    Best wishes for Arabella’s final 18 hours of driving.

  55. I’m sooo delegating this one to Mr Chocolate. I will teach them how to make bread instead.

  56. That spaghetti looks wonderful! I’m loving the script of your conversation with your daughter… that’s much how it went with me and my mum when I was learning to drive! Good call on bringing in a pro!

  57. haha my father and I used to have the same problems when I was learning how to drive. he gave up on me after his first ‘lesson’ with me and sent me to the ‘professional’.

    btw i’ve always wondered why puttanesca sounded a little dirty, and now I know why.

  58. I feel like I saw myself from this post… It’ll be a big fight between me and my daughter, but now I know I need a third party. It’s a great idea. When I came to the US, I didn’t know how to drive and I had to hire a professional for teaching me to drive. I failed the driving test once (was nervous and drove on a wrong side of road as it’s opposite in Japan) but now I’m a happy driver. Good luck to Arabella! Hmmm these pasta sauce sounds wonderful – I love capers but never put in the pasta. I’ll try this for one of our lunches soon!

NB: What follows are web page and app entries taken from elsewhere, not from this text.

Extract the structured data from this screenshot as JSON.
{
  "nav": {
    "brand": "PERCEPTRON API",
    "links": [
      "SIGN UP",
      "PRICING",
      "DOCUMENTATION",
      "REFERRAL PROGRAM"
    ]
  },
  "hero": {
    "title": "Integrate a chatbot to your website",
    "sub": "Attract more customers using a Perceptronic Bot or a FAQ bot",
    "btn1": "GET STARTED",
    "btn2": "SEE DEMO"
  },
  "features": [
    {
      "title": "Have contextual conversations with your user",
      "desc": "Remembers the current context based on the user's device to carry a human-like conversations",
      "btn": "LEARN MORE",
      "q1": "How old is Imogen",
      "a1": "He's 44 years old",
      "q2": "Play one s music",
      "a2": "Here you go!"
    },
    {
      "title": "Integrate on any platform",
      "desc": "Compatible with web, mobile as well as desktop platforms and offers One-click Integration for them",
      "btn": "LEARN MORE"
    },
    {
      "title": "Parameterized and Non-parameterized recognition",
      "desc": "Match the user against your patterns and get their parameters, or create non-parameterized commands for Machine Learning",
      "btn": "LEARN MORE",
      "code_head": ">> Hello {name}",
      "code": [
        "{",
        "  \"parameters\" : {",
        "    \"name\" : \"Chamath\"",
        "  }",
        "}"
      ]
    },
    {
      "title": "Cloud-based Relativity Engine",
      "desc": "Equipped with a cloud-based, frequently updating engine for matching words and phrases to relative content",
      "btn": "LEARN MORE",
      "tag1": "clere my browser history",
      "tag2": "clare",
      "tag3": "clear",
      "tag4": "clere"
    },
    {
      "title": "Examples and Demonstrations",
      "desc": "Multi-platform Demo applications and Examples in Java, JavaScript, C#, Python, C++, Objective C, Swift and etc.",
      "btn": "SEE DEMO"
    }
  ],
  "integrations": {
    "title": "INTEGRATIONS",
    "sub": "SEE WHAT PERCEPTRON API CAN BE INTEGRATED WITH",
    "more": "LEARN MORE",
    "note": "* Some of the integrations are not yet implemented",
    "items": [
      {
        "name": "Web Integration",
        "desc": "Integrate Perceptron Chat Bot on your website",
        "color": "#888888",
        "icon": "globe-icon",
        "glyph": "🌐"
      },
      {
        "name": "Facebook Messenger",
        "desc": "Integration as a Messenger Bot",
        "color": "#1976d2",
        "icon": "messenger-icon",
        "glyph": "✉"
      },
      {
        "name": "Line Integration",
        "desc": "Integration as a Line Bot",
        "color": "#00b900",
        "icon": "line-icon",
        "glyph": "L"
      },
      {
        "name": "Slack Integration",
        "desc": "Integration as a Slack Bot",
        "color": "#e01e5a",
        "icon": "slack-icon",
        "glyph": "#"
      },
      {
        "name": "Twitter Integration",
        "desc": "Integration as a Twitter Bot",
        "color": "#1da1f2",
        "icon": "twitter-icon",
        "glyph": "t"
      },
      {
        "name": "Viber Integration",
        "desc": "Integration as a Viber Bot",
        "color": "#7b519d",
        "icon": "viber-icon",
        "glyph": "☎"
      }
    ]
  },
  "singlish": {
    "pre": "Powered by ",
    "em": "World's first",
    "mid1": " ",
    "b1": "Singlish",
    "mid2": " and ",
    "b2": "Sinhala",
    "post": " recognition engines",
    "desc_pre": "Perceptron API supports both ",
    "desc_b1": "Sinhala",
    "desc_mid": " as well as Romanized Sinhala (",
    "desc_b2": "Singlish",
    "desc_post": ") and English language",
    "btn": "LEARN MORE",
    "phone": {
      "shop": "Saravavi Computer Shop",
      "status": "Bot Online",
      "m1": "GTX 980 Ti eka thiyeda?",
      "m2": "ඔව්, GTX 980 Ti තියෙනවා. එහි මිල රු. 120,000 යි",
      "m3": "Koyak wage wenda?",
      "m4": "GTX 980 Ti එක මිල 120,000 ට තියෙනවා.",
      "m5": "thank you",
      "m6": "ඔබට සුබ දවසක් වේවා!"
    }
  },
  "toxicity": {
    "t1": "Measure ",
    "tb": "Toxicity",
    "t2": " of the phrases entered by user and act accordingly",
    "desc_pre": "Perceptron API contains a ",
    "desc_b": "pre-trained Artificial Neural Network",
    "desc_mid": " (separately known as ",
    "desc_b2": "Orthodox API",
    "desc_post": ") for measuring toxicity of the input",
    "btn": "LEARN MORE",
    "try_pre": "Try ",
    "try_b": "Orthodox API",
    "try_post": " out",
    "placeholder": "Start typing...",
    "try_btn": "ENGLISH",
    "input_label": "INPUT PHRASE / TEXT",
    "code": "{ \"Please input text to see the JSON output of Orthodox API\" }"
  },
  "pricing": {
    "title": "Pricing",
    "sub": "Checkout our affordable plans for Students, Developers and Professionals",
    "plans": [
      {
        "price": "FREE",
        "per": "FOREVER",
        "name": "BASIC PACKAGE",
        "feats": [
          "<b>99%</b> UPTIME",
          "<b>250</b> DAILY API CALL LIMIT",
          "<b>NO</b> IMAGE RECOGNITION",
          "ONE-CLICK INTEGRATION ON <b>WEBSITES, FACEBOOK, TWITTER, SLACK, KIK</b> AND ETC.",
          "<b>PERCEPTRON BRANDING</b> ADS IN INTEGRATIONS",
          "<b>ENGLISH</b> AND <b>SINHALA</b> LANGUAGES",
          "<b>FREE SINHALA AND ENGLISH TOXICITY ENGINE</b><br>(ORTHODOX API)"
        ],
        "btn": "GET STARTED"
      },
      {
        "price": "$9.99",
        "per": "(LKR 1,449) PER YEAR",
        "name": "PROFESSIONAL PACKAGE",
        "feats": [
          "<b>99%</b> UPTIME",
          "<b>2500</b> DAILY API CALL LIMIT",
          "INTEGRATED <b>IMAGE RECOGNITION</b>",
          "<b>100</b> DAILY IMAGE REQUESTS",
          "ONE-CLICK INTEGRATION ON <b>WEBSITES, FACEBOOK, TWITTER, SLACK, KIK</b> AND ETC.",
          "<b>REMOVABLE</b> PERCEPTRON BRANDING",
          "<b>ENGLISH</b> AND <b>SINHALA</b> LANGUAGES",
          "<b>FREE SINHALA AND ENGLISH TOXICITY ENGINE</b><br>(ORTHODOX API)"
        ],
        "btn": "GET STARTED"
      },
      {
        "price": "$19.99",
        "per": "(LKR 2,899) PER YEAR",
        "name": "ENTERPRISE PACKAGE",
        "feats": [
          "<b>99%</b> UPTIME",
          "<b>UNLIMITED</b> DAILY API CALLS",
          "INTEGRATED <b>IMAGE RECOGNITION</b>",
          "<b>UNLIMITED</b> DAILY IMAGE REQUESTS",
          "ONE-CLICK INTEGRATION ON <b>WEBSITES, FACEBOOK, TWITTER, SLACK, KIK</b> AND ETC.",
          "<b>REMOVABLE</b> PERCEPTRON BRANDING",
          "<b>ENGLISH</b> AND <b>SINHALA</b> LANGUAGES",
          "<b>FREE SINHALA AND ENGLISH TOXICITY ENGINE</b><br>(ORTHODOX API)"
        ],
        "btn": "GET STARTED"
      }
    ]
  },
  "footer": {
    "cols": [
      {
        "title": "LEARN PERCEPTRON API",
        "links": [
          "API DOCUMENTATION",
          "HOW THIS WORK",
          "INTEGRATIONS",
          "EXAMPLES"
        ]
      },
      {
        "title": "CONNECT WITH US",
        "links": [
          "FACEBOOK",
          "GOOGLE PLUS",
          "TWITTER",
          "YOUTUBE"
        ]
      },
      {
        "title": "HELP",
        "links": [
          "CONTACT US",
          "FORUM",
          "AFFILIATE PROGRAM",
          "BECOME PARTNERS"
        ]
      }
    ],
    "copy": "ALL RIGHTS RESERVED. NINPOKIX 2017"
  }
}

  59. Oh, this so gave me flashbacks, Charlie! For what it’s worth, Big Boy is now a fabulous driver, but it took all of the 120 hours of practice to get it right. I think the professional instructor is a good idea – especially since one hour with a professional counts as three in the log book. Sadly you can only claim one of those three as a night hour though, if the lesson is at night. The night hours are the killer, and brutal to clock up during daylight savings time. For what it’s worth, I know someone with twins, so they have to spend 240 hours in the car before their kids can get their licences!!! 🙂

  60. Reminded me of driving lessons with my mum, too! Funny now, but not so funny back then…I think her knuckles were white at the end of each drive from holding onto the door so tightly!

  61. Your post probably reminds all of us moms about our own experiences with our children. My son learned to drive in Mexico, which had its own challenges. Now he is in Los Angeles, CA, and I can’t even THINK aout that! Horrors! The freeways…gasp.

    Nice puttanesca recipe.

  62. I feel like I didn’t have to go through 120 hours when I was learning? But maybe because I did the Log Book system, it was incorporated into that. Hmm. My parents were great at forcing my to drive and practice, I would’ve taken years to do it if they hadn’t made me 😛 Then again, you simply have to drive in Canberra if you want to do anything really!

  63. I am NOT looking forward to supervising driving time (and in the States it’s age 16 when they can drive – that much sooner!). I will be a wreck!!!!

  64. Haha I remember my first few lessons with my dad. He considers himself a patient person but even he was screaming and yelling during lessons and it got to the point where I decided that I wasn’t going to take any more lessons with him. Almost 10 years later (!!), I’ve realised that my Ls are about to expire and that I should really book in a few lessons with an instructor so I can get my test done before my Ls expire. The good thing about being over 25 is that at least I don’t have to clock up 120 hours though given my lack of driving skills, racking up 120 hours is probably in my (and other motorists’) best interests!!


  1. […] One Hundred and Two Hours – The drama of Arabella learning to drive. […]

Speak Your Mind